There’s just something about Dixie Chicks – Shut Up & Sing that just makes me mad. I’m quite sure that’s one of the points of the entire endeavor, but it doesn’t quite make me happy.
In London in 2003, on the first night of their “Top of the World” tour, Natalie Maines, the lead singer of The Dixie Chicks, unhappy about the U.S.’s plans for war in Iraq, stated that she was ashamed the President of the United States was from Texas. Because the President’s approval rating was sky high at that point and the U.S. was gearing up for war, a group of people felt that the very notion that someone might disagree, publicly, with the Commander-in-Chief was hugely, unforgivably, and ludicrously unpatriotic. Maines’s comments got skewed and transformed into something far larger and The Dixie Chicks quickly found themselves being boycotted and banned from country radio stations; they had, apparently, alienated their conservative fan base.
This documentary follows The Dixie Chicks from immediately prior to when the comment was made through the summer of 2006, charting their setbacks and leaps forward. It shows how they remained together as a band, and how certain things have changed in the three intervening years, while others remain the same.
The Chicks have never quite gotten back their country fan base, and still find it hard to get played on country radio stations, have had trouble filling venues in the south, but have remained one of the top selling female acts. Though it occurred after the documentary was released, The Chicks even won five Grammy Awards in February, 2007.
My anger, it should be made clear, is in no way directed at the film, filmmakers, The Dixie Chicks, it’s at our nation. And, if the movie can get someone that riled up at the way people in this country behave, it has accomplished it’s goal and is a success. I just don’t understand why people can get so bent out of shape because someone says that they disagree with our President. How is that unpatriotic?
The answer, as implied by the documentary, is quite simple: people just don’t get it. People jumped on the anti-Dixie Chicks bandwagon completely unaware of what Natalie Maines said, and it all only happened because Bush’s approval ratings were so high. Maines looks into the camera during this documentary as says not once, but twice, to President Bush that he is a “dumb fuck.” That’s perfectly acceptable today because a majority of our country now believes that the Iraq War was a mistake and disagree with how President Bush has handled it.
The only possible conclusion to all this is that there are too many people in this country that don’t understand what freedom of speech is or means. People working at radio stations that refuse to play The Dixie Chicks are able to explain themselves very well in the movie: their listeners will tune away if The Chicks are played. People angry at The Chicks are less able to explain their feelings, from associating The Chicks’s statement with Communism to explaining that they shouldn’t voice anti-American sentiment when outside the country.

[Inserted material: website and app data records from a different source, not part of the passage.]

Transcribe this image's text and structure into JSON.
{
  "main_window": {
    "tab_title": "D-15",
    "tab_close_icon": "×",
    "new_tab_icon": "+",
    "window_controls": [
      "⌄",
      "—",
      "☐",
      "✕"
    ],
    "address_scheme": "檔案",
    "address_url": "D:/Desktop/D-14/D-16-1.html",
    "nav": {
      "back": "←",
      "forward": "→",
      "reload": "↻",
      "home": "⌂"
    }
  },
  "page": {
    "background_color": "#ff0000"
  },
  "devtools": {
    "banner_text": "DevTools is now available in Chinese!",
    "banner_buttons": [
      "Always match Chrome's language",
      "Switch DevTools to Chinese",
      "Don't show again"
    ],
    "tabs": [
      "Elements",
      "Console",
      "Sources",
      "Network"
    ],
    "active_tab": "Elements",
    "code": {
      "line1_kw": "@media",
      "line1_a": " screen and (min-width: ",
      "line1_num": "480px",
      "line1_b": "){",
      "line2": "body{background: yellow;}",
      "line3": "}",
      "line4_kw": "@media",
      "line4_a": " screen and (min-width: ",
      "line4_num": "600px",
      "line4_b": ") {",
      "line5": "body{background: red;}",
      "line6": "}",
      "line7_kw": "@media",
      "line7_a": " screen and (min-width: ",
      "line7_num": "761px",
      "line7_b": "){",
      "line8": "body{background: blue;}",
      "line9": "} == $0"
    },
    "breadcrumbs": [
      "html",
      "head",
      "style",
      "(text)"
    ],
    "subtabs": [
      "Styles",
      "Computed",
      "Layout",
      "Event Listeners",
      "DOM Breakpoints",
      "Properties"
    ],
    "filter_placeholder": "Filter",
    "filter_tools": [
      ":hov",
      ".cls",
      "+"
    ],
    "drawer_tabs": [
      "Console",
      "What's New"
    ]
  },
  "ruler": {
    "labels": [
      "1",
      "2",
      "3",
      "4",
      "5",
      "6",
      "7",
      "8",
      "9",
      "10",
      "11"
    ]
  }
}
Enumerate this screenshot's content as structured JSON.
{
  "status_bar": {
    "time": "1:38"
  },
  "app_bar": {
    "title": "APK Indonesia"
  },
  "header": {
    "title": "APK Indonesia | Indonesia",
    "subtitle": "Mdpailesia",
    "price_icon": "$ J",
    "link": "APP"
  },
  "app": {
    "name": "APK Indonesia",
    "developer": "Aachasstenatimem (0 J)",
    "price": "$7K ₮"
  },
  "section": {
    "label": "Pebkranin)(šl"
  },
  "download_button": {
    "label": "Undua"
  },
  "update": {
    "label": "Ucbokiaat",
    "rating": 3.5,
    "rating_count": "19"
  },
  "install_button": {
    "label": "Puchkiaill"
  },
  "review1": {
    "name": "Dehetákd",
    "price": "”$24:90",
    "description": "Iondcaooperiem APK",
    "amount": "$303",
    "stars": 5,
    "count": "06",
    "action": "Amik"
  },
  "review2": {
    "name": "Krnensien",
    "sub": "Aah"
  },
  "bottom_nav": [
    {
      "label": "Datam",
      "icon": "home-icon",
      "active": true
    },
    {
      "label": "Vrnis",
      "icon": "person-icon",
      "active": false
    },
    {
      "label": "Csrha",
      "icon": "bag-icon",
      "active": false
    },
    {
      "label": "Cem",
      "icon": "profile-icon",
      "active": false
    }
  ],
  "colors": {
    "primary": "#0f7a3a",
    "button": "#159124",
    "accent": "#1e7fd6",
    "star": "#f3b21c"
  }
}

The movie, while biased in favor of The Chicks, doesn’t always show them or their management in a good light. They unquestionably say silly things and add unnecessary fuel to the fire, but that sort of thing is completely overshadowed by stuff like the death threat made against Maines before a show in Texas.
The entire documentary ultimately pushes for greater understanding; The Chicks want people to know what was said and what the response was. They don’t shy away from what they did, they’re just trying to understand how it all ended up going as far as it did.
They come off as wholly sympathetic, and their actions as, usually, very understandable. They are made to appear as down to earth, average people. Whether or not those parts are true to life, I can’t say, but the documentary does a wonderful job of making it appear to be the case.
The Dixie Chicks – Shut Up and Sing is fun, interesting, and provocative. Agree or disagree with them, like or dislike the music, go and see the documentary.